** STUDY MATERIAL follows **

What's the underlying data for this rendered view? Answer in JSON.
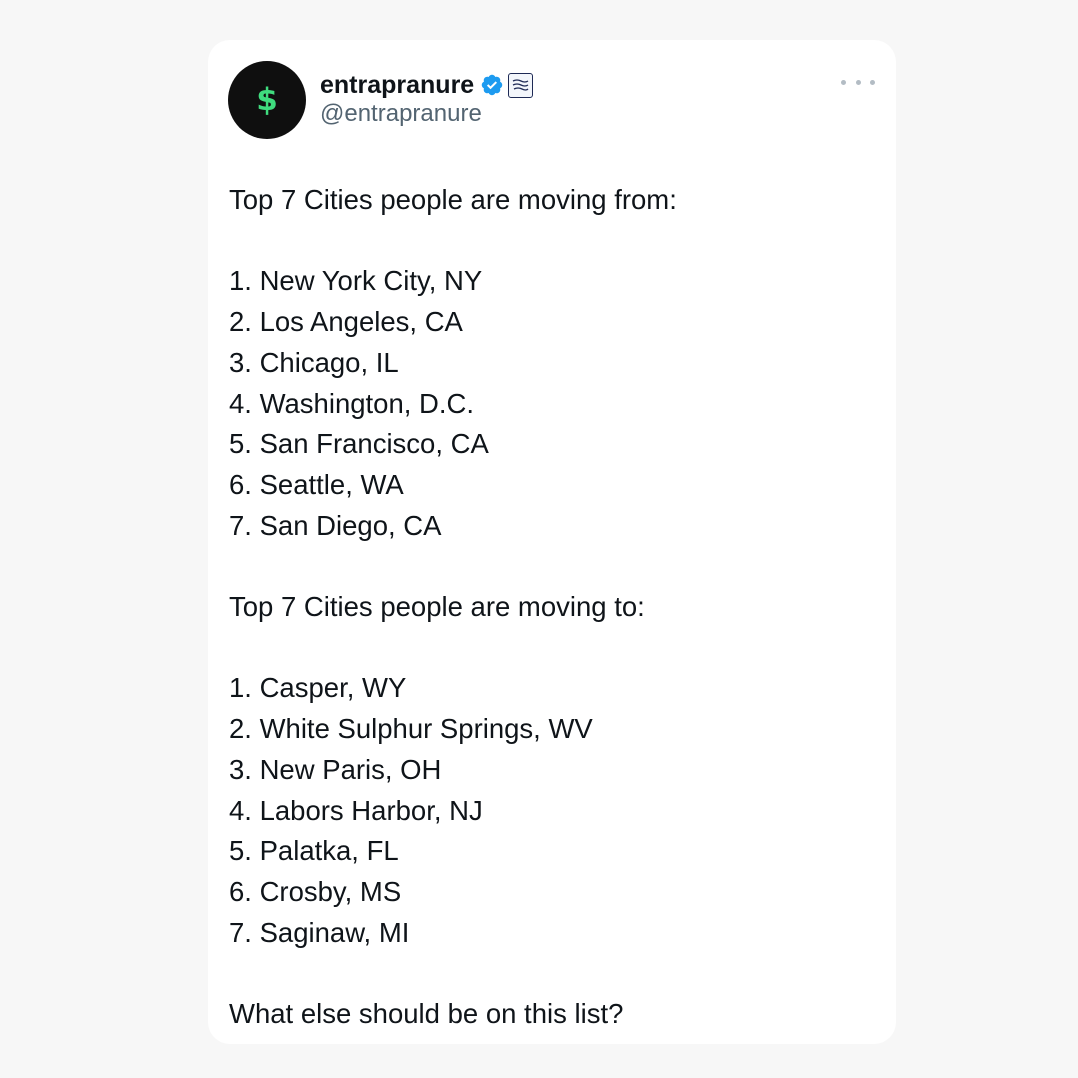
{
  "tweet": {
    "display_name": "entrapranure",
    "handle": "@entrapranure",
    "avatar_symbol": "$",
    "avatar_bg": "#0f0f0f",
    "avatar_fg": "#3fdc7e",
    "verified_color": "#1d9bf0",
    "more_icon": "more-horizontal-icon",
    "heading_from": "Top 7 Cities people are moving from:",
    "from_list": [
      "1. New York City, NY",
      "2. Los Angeles, CA",
      "3. Chicago, IL",
      "4. Washington, D.C.",
      "5. San Francisco, CA",
      "6. Seattle, WA",
      "7. San Diego, CA"
    ],
    "heading_to": "Top 7 Cities people are moving to:",
    "to_list": [
      "1. Casper, WY",
      "2. White Sulphur Springs, WV",
      "3. New Paris, OH",
      "4. Labors Harbor, NJ",
      "5. Palatka, FL",
      "6. Crosby, MS",
      "7. Saginaw, MI"
    ],
    "closing": "What else should be on this list?"
  }
}
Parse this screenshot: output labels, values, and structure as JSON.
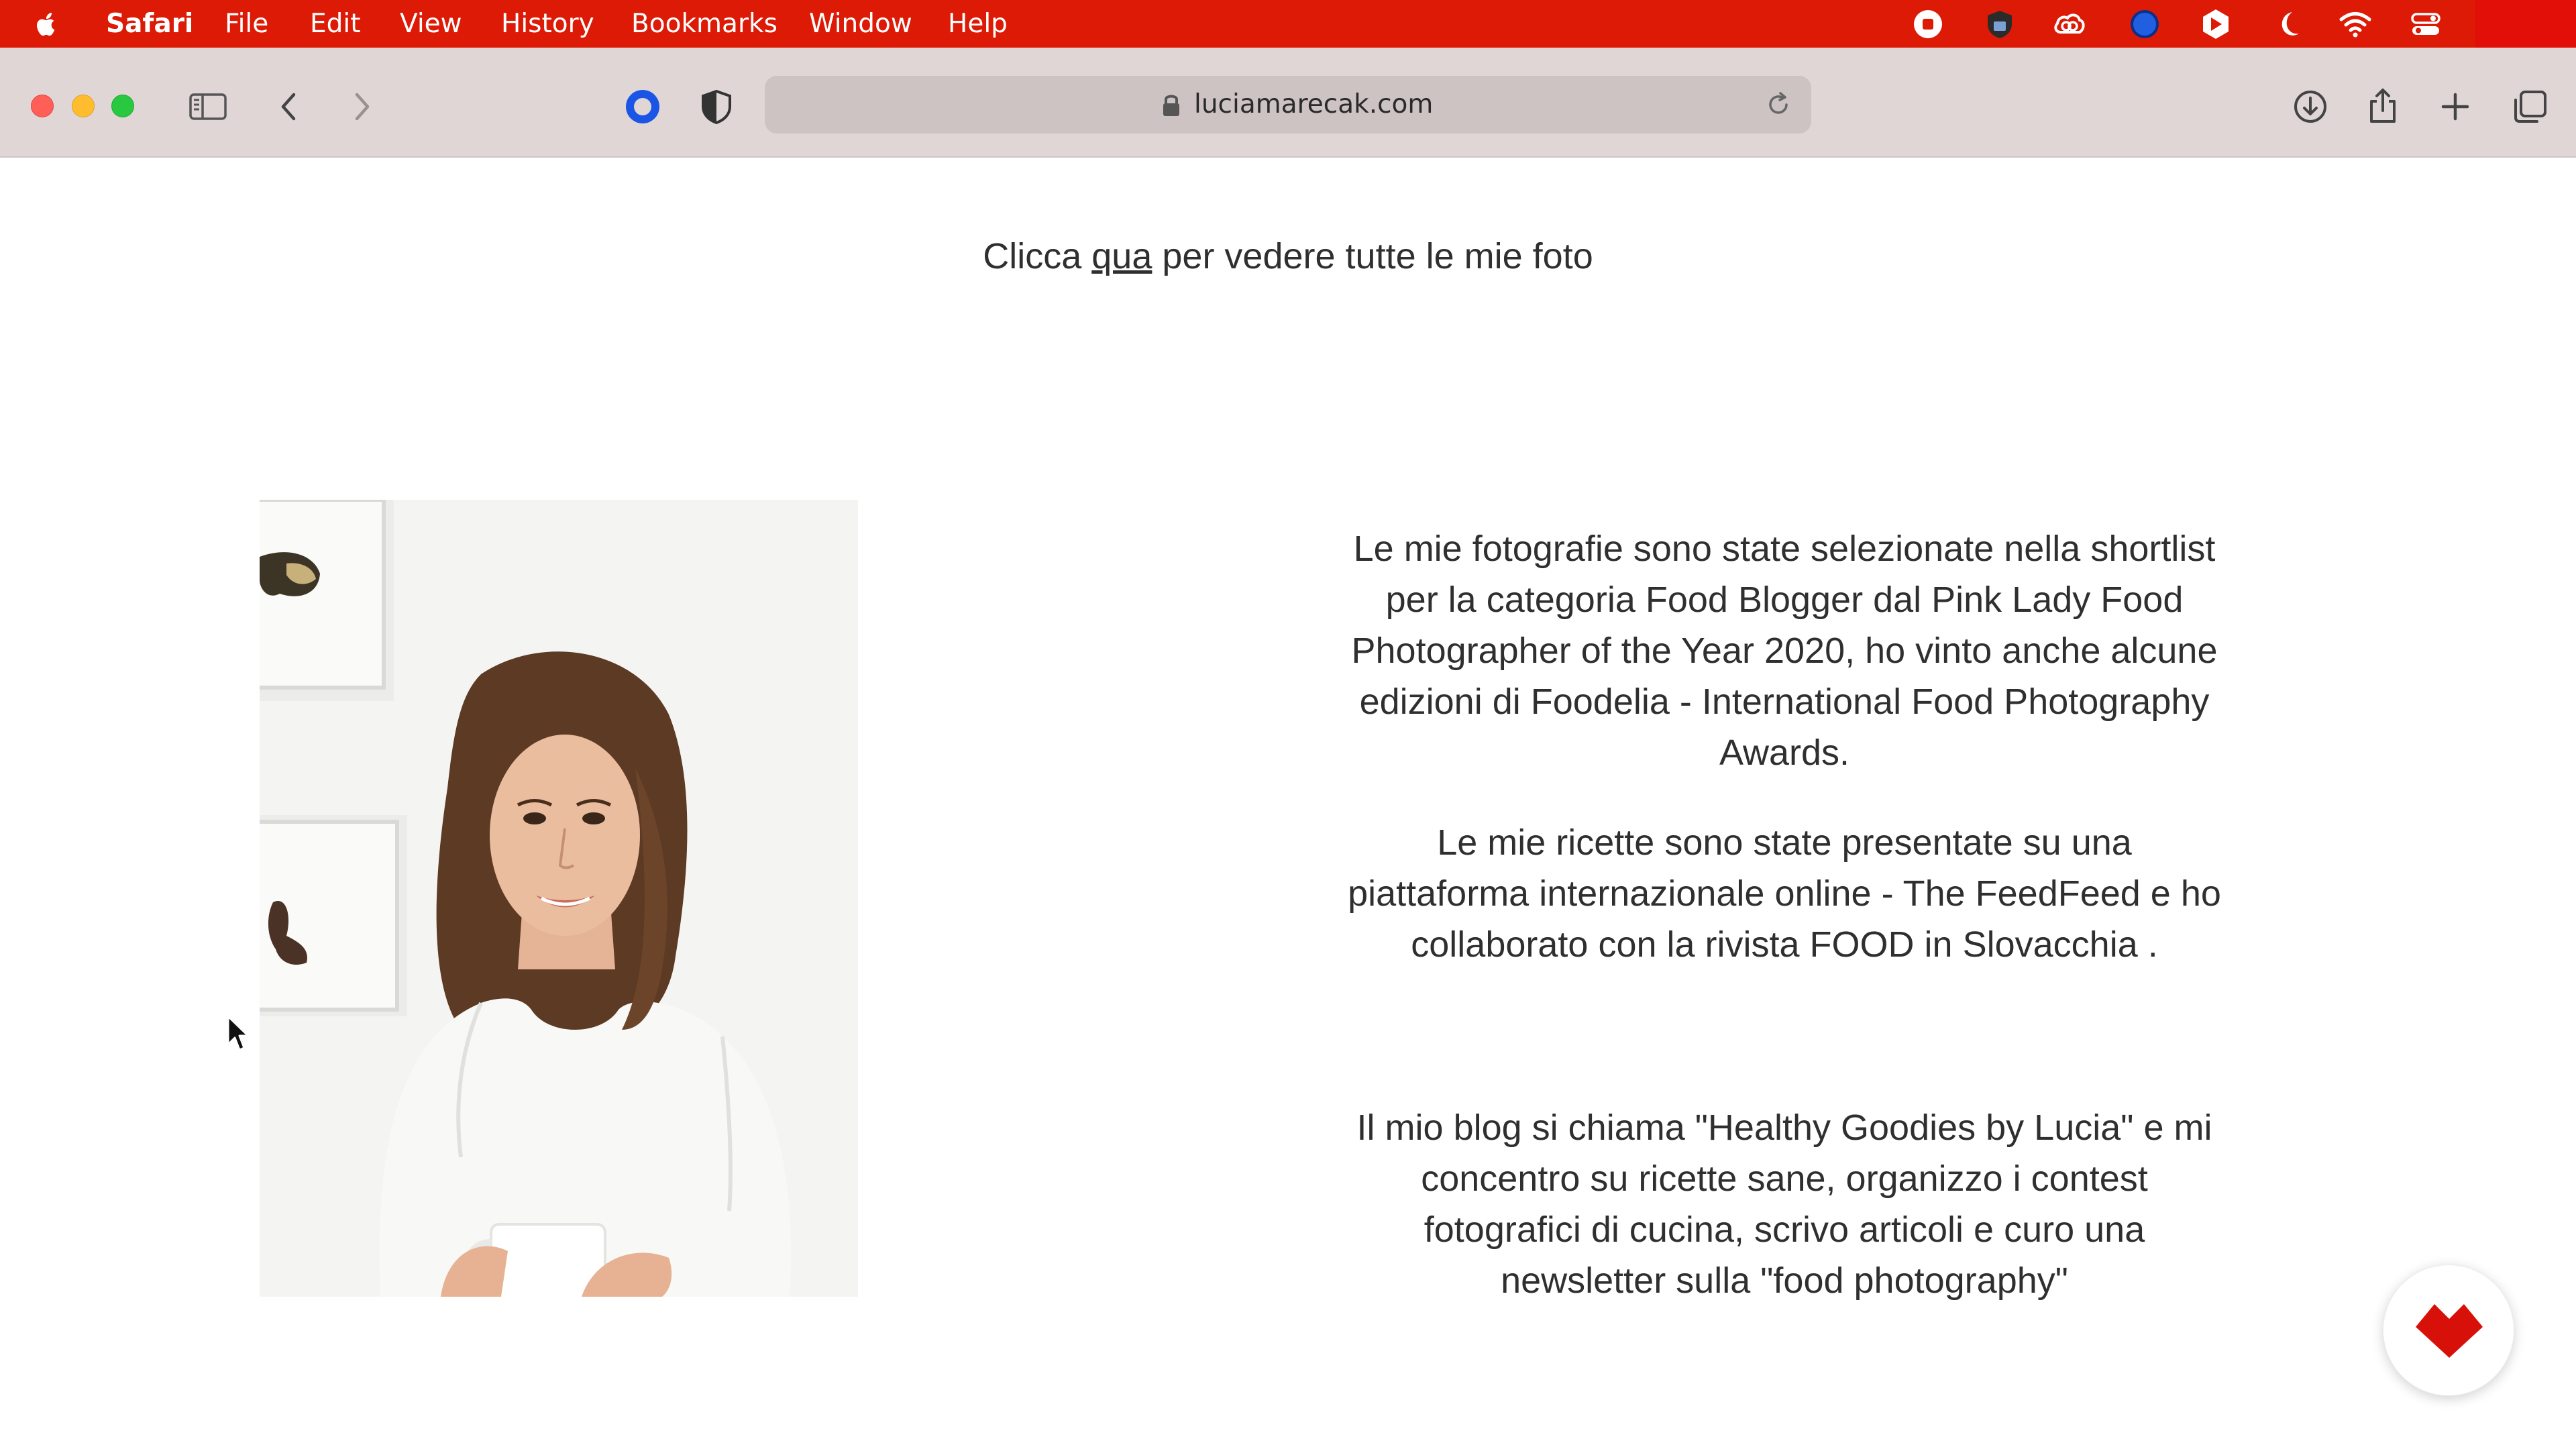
{
  "menubar": {
    "app_name": "Safari",
    "items": [
      "File",
      "Edit",
      "View",
      "History",
      "Bookmarks",
      "Window",
      "Help"
    ],
    "status_icons": [
      "record-icon",
      "shield-extension-icon",
      "creative-cloud-icon",
      "blue-circle-icon",
      "hex-extension-icon",
      "moon-icon",
      "wifi-icon",
      "control-center-icon"
    ],
    "bar_color": "#dc1a06"
  },
  "toolbar": {
    "url": "luciamarecak.com",
    "icons": [
      "sidebar-icon",
      "back-icon",
      "forward-icon",
      "extension-circle-icon",
      "privacy-shield-icon",
      "lock-icon",
      "reload-icon",
      "download-icon",
      "share-icon",
      "new-tab-icon",
      "tab-overview-icon"
    ]
  },
  "content": {
    "top_line": {
      "before": "Clicca ",
      "link": "qua",
      "after": " per vedere tutte le mie foto"
    },
    "photo_alt": "Portrait of Lucia holding a white mug",
    "bio": [
      "Le mie fotografie sono state selezionate nella shortlist per la categoria Food Blogger dal Pink Lady Food Photographer of the Year 2020, ho vinto anche alcune edizioni di Foodelia - International Food Photography Awards.",
      "Le mie ricette sono state presentate su una piattaforma internazionale online - The FeedFeed e ho collaborato con la rivista FOOD in Slovacchia .",
      "Il mio blog si chiama \"Healthy Goodies by Lucia\" e mi concentro su ricette sane, organizzo i contest fotografici di cucina, scrivo articoli e curo una newsletter sulla \"food photography\""
    ],
    "fab_icon": "heart-logo-icon",
    "accent_color": "#dc1a06"
  }
}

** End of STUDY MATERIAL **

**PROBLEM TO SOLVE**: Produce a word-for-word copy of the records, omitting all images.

**RESPONSE TO THIS TASK**:
What's the underlying data for this rendered view? Answer in JSON.
{
  "tweet": {
    "display_name": "entrapranure",
    "handle": "@entrapranure",
    "avatar_symbol": "$",
    "avatar_bg": "#0f0f0f",
    "avatar_fg": "#3fdc7e",
    "verified_color": "#1d9bf0",
    "more_icon": "more-horizontal-icon",
    "heading_from": "Top 7 Cities people are moving from:",
    "from_list": [
      "1. New York City, NY",
      "2. Los Angeles, CA",
      "3. Chicago, IL",
      "4. Washington, D.C.",
      "5. San Francisco, CA",
      "6. Seattle, WA",
      "7. San Diego, CA"
    ],
    "heading_to": "Top 7 Cities people are moving to:",
    "to_list": [
      "1. Casper, WY",
      "2. White Sulphur Springs, WV",
      "3. New Paris, OH",
      "4. Labors Harbor, NJ",
      "5. Palatka, FL",
      "6. Crosby, MS",
      "7. Saginaw, MI"
    ],
    "closing": "What else should be on this list?"
  }
}
Parse this screenshot: output labels, values, and structure as JSON.
{
  "menubar": {
    "app_name": "Safari",
    "items": [
      "File",
      "Edit",
      "View",
      "History",
      "Bookmarks",
      "Window",
      "Help"
    ],
    "status_icons": [
      "record-icon",
      "shield-extension-icon",
      "creative-cloud-icon",
      "blue-circle-icon",
      "hex-extension-icon",
      "moon-icon",
      "wifi-icon",
      "control-center-icon"
    ],
    "bar_color": "#dc1a06"
  },
  "toolbar": {
    "url": "luciamarecak.com",
    "icons": [
      "sidebar-icon",
      "back-icon",
      "forward-icon",
      "extension-circle-icon",
      "privacy-shield-icon",
      "lock-icon",
      "reload-icon",
      "download-icon",
      "share-icon",
      "new-tab-icon",
      "tab-overview-icon"
    ]
  },
  "content": {
    "top_line": {
      "before": "Clicca ",
      "link": "qua",
      "after": " per vedere tutte le mie foto"
    },
    "photo_alt": "Portrait of Lucia holding a white mug",
    "bio": [
      "Le mie fotografie sono state selezionate nella shortlist per la categoria Food Blogger dal Pink Lady Food Photographer of the Year 2020, ho vinto anche alcune edizioni di Foodelia - International Food Photography Awards.",
      "Le mie ricette sono state presentate su una piattaforma internazionale online - The FeedFeed e ho collaborato con la rivista FOOD in Slovacchia .",
      "Il mio blog si chiama \"Healthy Goodies by Lucia\" e mi concentro su ricette sane, organizzo i contest fotografici di cucina, scrivo articoli e curo una newsletter sulla \"food photography\""
    ],
    "fab_icon": "heart-logo-icon",
    "accent_color": "#dc1a06"
  }
}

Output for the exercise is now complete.